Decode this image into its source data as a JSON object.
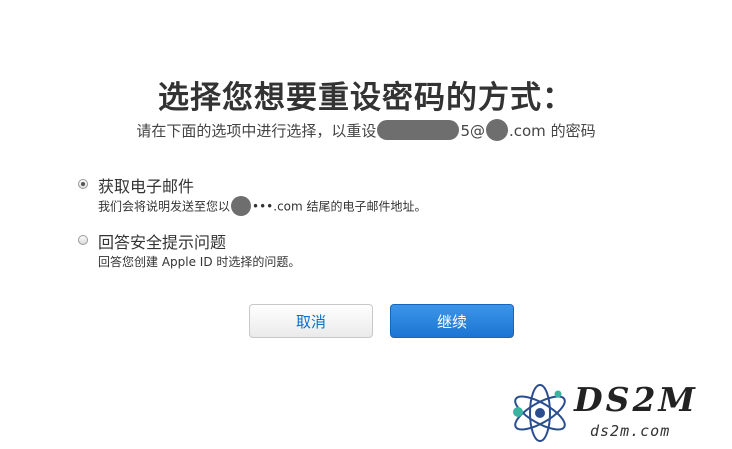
{
  "page": {
    "title": "选择您想要重设密码的方式：",
    "subtitle_prefix": "请在下面的选项中进行选择，以重设",
    "subtitle_masked_fragment": "5@",
    "subtitle_domain": ".com",
    "subtitle_suffix": " 的密码"
  },
  "options": [
    {
      "label": "获取电子邮件",
      "checked": true,
      "desc_prefix": "我们会将说明发送至您以",
      "desc_masked": "•••.com",
      "desc_suffix": " 结尾的电子邮件地址。"
    },
    {
      "label": "回答安全提示问题",
      "checked": false,
      "desc": "回答您创建 Apple ID 时选择的问题。"
    }
  ],
  "buttons": {
    "cancel_label": "取消",
    "continue_label": "继续"
  },
  "watermark": {
    "brand": "DS2M",
    "domain": "ds2m.com"
  },
  "colors": {
    "primary_button": "#1b75d3",
    "cancel_text": "#0a6fcf"
  }
}
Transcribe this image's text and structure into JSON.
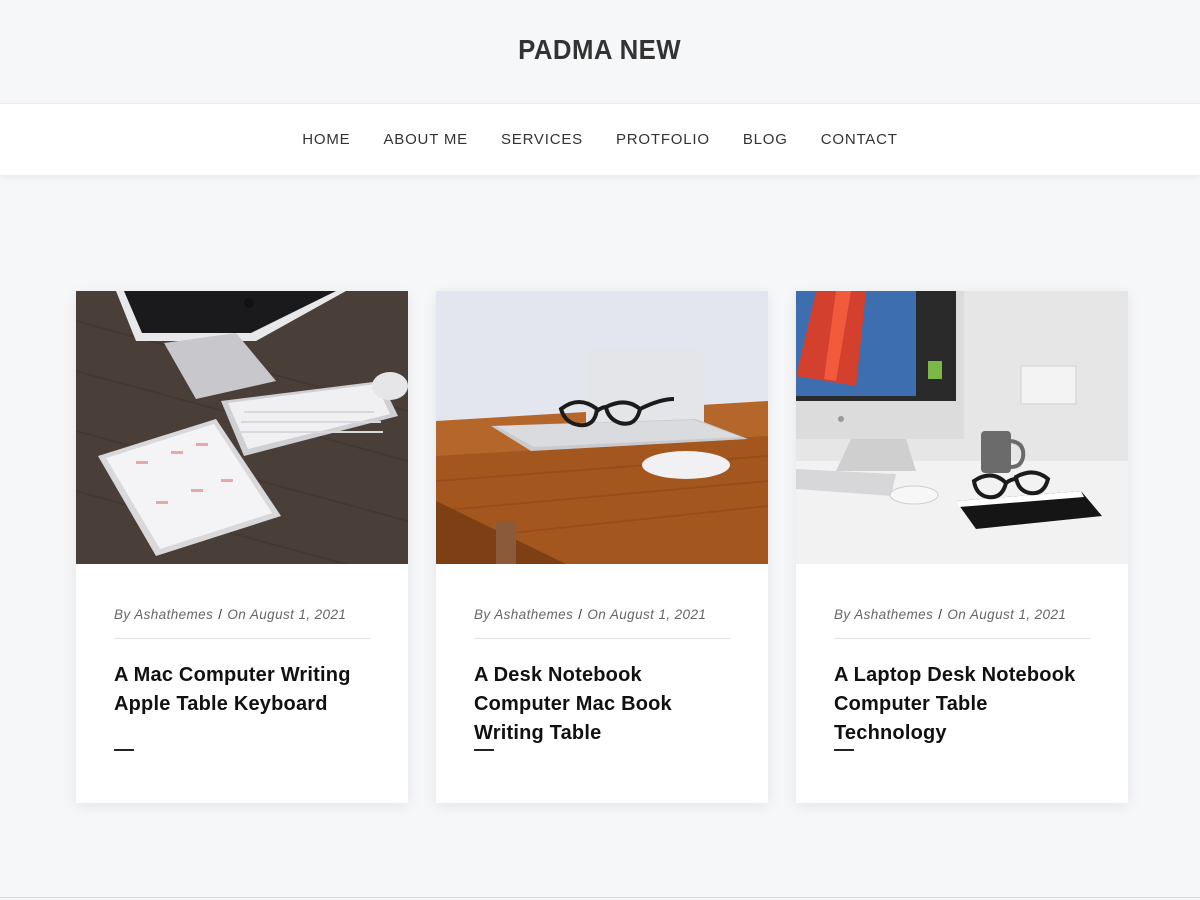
{
  "site": {
    "title": "PADMA NEW"
  },
  "nav": {
    "items": [
      {
        "label": "HOME"
      },
      {
        "label": "ABOUT ME"
      },
      {
        "label": "SERVICES"
      },
      {
        "label": "PROTFOLIO"
      },
      {
        "label": "BLOG"
      },
      {
        "label": "CONTACT"
      }
    ]
  },
  "posts": [
    {
      "author": "By Ashathemes",
      "date": "On August 1, 2021",
      "title": "A Mac Computer Writing Apple Table Keyboard",
      "image": "imac-keyboard-tablet-on-dark-wood-desk"
    },
    {
      "author": "By Ashathemes",
      "date": "On August 1, 2021",
      "title": "A Desk Notebook Computer Mac Book Writing Table",
      "image": "laptop-glasses-mouse-on-wooden-table"
    },
    {
      "author": "By Ashathemes",
      "date": "On August 1, 2021",
      "title": "A Laptop Desk Notebook Computer Table Technology",
      "image": "imac-mug-notebook-glasses-on-white-desk"
    }
  ],
  "colors": {
    "background": "#f6f7f9",
    "nav_background": "#ffffff",
    "text": "#222222",
    "meta": "#666666"
  }
}
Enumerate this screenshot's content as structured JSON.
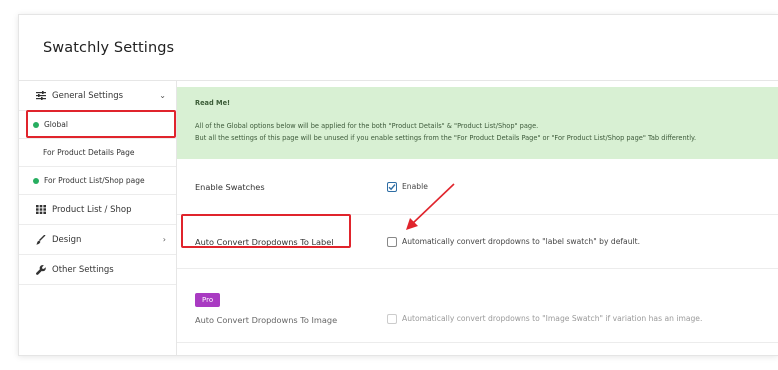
{
  "header": {
    "title": "Swatchly Settings"
  },
  "sidebar": {
    "general": {
      "label": "General Settings",
      "icon": "sliders-icon"
    },
    "sub_items": [
      {
        "label": "Global",
        "active": true
      },
      {
        "label": "For Product Details Page"
      },
      {
        "label": "For Product List/Shop page"
      }
    ],
    "items": [
      {
        "label": "Product List / Shop",
        "icon": "grid-icon"
      },
      {
        "label": "Design",
        "icon": "brush-icon"
      },
      {
        "label": "Other Settings",
        "icon": "wrench-icon"
      }
    ]
  },
  "notice": {
    "title": "Read Me!",
    "line1": "All of the Global options below will be applied for the both \"Product Details\" & \"Product List/Shop\" page.",
    "line2": "But all the settings of this page will be unused if you enable settings from the \"For Product Details Page\" or \"For Product List/Shop page\" Tab differently."
  },
  "settings": {
    "enable_swatches": {
      "label": "Enable Swatches",
      "option": "Enable",
      "checked": true
    },
    "auto_convert_label": {
      "label": "Auto Convert Dropdowns To Label",
      "option": "Automatically convert dropdowns to \"label swatch\" by default.",
      "checked": false
    },
    "auto_convert_image": {
      "badge": "Pro",
      "label": "Auto Convert Dropdowns To Image",
      "option": "Automatically convert dropdowns to \"Image Swatch\" if variation has an image.",
      "checked": false
    }
  },
  "colors": {
    "accent_green": "#27ae60",
    "notice_bg": "#d8f0d3",
    "pro_badge": "#a93bc2",
    "highlight": "#e0242c"
  }
}
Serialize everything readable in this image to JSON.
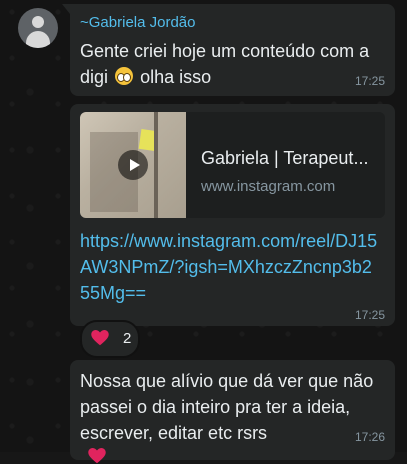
{
  "messages": [
    {
      "sender": "~Gabriela Jordão",
      "text_before_emoji": "Gente criei hoje um conteúdo com a digi",
      "emoji": "pleading-face-emoji",
      "text_after_emoji": "olha isso",
      "time": "17:25"
    },
    {
      "preview_title": "Gabriela | Terapeut...",
      "preview_domain": "www.instagram.com",
      "link": "https://www.instagram.com/reel/DJ15AW3NPmZ/?igsh=MXhzczZncnp3b255Mg==",
      "time": "17:25",
      "reaction": {
        "emoji": "red-heart",
        "count": "2"
      }
    },
    {
      "text": "Nossa que alívio que dá ver que não passei o dia inteiro pra ter a ideia, escrever, editar etc rsrs",
      "time": "17:26"
    }
  ],
  "colors": {
    "bubble": "#242626",
    "sender": "#53bdeb",
    "link": "#53bdeb",
    "text": "#e9edef",
    "time": "#8696a0",
    "heart": "#e0245e"
  }
}
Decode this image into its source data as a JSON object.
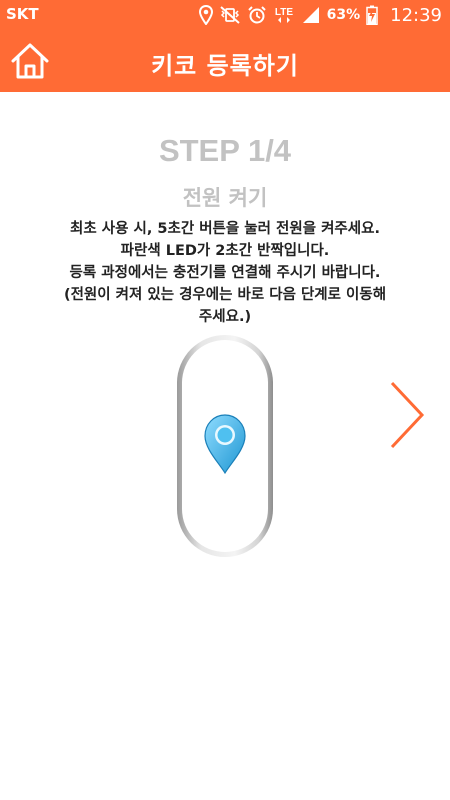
{
  "status_bar": {
    "carrier": "SKT",
    "network": "LTE",
    "battery_percent": "63%",
    "time": "12:39",
    "icons": [
      "location-icon",
      "mute-vibrate-icon",
      "alarm-icon",
      "lte-icon",
      "signal-icon",
      "battery-charging-icon"
    ]
  },
  "header": {
    "title": "키코 등록하기",
    "home_icon": "home-icon",
    "background_color": "#FF6B35"
  },
  "step": {
    "title": "STEP 1/4",
    "subtitle": "전원 켜기",
    "instructions": [
      "최초 사용 시, 5초간 버튼을 눌러 전원을 켜주세요.",
      "파란색 LED가 2초간 반짝입니다.",
      "등록 과정에서는 충전기를 연결해 주시기 바랍니다.",
      "(전원이 켜져 있는 경우에는 바로 다음 단계로 이동해",
      "주세요.)"
    ]
  },
  "device": {
    "icon": "location-pin-icon",
    "pin_color": "#3BB3E8"
  },
  "navigation": {
    "next_icon": "chevron-right-icon",
    "accent_color": "#FF6B35"
  }
}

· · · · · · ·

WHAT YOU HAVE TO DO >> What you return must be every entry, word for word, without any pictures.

OUTPUT OF THE EXERCISE >>
Decode this image into its source data as a JSON object.
{
  "page": {
    "title": "选择您想要重设密码的方式：",
    "subtitle_prefix": "请在下面的选项中进行选择，以重设",
    "subtitle_masked_fragment": "5@",
    "subtitle_domain": ".com",
    "subtitle_suffix": " 的密码"
  },
  "options": [
    {
      "label": "获取电子邮件",
      "checked": true,
      "desc_prefix": "我们会将说明发送至您以",
      "desc_masked": "•••.com",
      "desc_suffix": " 结尾的电子邮件地址。"
    },
    {
      "label": "回答安全提示问题",
      "checked": false,
      "desc": "回答您创建 Apple ID 时选择的问题。"
    }
  ],
  "buttons": {
    "cancel_label": "取消",
    "continue_label": "继续"
  },
  "watermark": {
    "brand": "DS2M",
    "domain": "ds2m.com"
  },
  "colors": {
    "primary_button": "#1b75d3",
    "cancel_text": "#0a6fcf"
  }
}
Transcribe this image's text and structure into JSON.
{
  "site": {
    "title": "PADMA NEW"
  },
  "nav": {
    "items": [
      {
        "label": "HOME"
      },
      {
        "label": "ABOUT ME"
      },
      {
        "label": "SERVICES"
      },
      {
        "label": "PROTFOLIO"
      },
      {
        "label": "BLOG"
      },
      {
        "label": "CONTACT"
      }
    ]
  },
  "posts": [
    {
      "author": "By Ashathemes",
      "date": "On August 1, 2021",
      "title": "A Mac Computer Writing Apple Table Keyboard",
      "image": "imac-keyboard-tablet-on-dark-wood-desk"
    },
    {
      "author": "By Ashathemes",
      "date": "On August 1, 2021",
      "title": "A Desk Notebook Computer Mac Book Writing Table",
      "image": "laptop-glasses-mouse-on-wooden-table"
    },
    {
      "author": "By Ashathemes",
      "date": "On August 1, 2021",
      "title": "A Laptop Desk Notebook Computer Table Technology",
      "image": "imac-mug-notebook-glasses-on-white-desk"
    }
  ],
  "colors": {
    "background": "#f6f7f9",
    "nav_background": "#ffffff",
    "text": "#222222",
    "meta": "#666666"
  }
}
Enumerate this screenshot's content as structured JSON.
{
  "header": {
    "title": "Swatchly Settings"
  },
  "sidebar": {
    "general": {
      "label": "General Settings",
      "icon": "sliders-icon"
    },
    "sub_items": [
      {
        "label": "Global",
        "active": true
      },
      {
        "label": "For Product Details Page"
      },
      {
        "label": "For Product List/Shop page"
      }
    ],
    "items": [
      {
        "label": "Product List / Shop",
        "icon": "grid-icon"
      },
      {
        "label": "Design",
        "icon": "brush-icon"
      },
      {
        "label": "Other Settings",
        "icon": "wrench-icon"
      }
    ]
  },
  "notice": {
    "title": "Read Me!",
    "line1": "All of the Global options below will be applied for the both \"Product Details\" & \"Product List/Shop\" page.",
    "line2": "But all the settings of this page will be unused if you enable settings from the \"For Product Details Page\" or \"For Product List/Shop page\" Tab differently."
  },
  "settings": {
    "enable_swatches": {
      "label": "Enable Swatches",
      "option": "Enable",
      "checked": true
    },
    "auto_convert_label": {
      "label": "Auto Convert Dropdowns To Label",
      "option": "Automatically convert dropdowns to \"label swatch\" by default.",
      "checked": false
    },
    "auto_convert_image": {
      "badge": "Pro",
      "label": "Auto Convert Dropdowns To Image",
      "option": "Automatically convert dropdowns to \"Image Swatch\" if variation has an image.",
      "checked": false
    }
  },
  "colors": {
    "accent_green": "#27ae60",
    "notice_bg": "#d8f0d3",
    "pro_badge": "#a93bc2",
    "highlight": "#e0242c"
  }
}
Serialize everything readable in this image to JSON.
{
  "messages": [
    {
      "sender": "~Gabriela Jordão",
      "text_before_emoji": "Gente criei hoje um conteúdo com a digi",
      "emoji": "pleading-face-emoji",
      "text_after_emoji": "olha isso",
      "time": "17:25"
    },
    {
      "preview_title": "Gabriela | Terapeut...",
      "preview_domain": "www.instagram.com",
      "link": "https://www.instagram.com/reel/DJ15AW3NPmZ/?igsh=MXhzczZncnp3b255Mg==",
      "time": "17:25",
      "reaction": {
        "emoji": "red-heart",
        "count": "2"
      }
    },
    {
      "text": "Nossa que alívio que dá ver que não passei o dia inteiro pra ter a ideia, escrever, editar etc rsrs",
      "time": "17:26"
    }
  ],
  "colors": {
    "bubble": "#242626",
    "sender": "#53bdeb",
    "link": "#53bdeb",
    "text": "#e9edef",
    "time": "#8696a0",
    "heart": "#e0245e"
  }
}
Decode this image into its source data as a JSON object.
{
  "status_bar": {
    "carrier": "SKT",
    "network": "LTE",
    "battery_percent": "63%",
    "time": "12:39",
    "icons": [
      "location-icon",
      "mute-vibrate-icon",
      "alarm-icon",
      "lte-icon",
      "signal-icon",
      "battery-charging-icon"
    ]
  },
  "header": {
    "title": "키코 등록하기",
    "home_icon": "home-icon",
    "background_color": "#FF6B35"
  },
  "step": {
    "title": "STEP 1/4",
    "subtitle": "전원 켜기",
    "instructions": [
      "최초 사용 시, 5초간 버튼을 눌러 전원을 켜주세요.",
      "파란색 LED가 2초간 반짝입니다.",
      "등록 과정에서는 충전기를 연결해 주시기 바랍니다.",
      "(전원이 켜져 있는 경우에는 바로 다음 단계로 이동해",
      "주세요.)"
    ]
  },
  "device": {
    "icon": "location-pin-icon",
    "pin_color": "#3BB3E8"
  },
  "navigation": {
    "next_icon": "chevron-right-icon",
    "accent_color": "#FF6B35"
  }
}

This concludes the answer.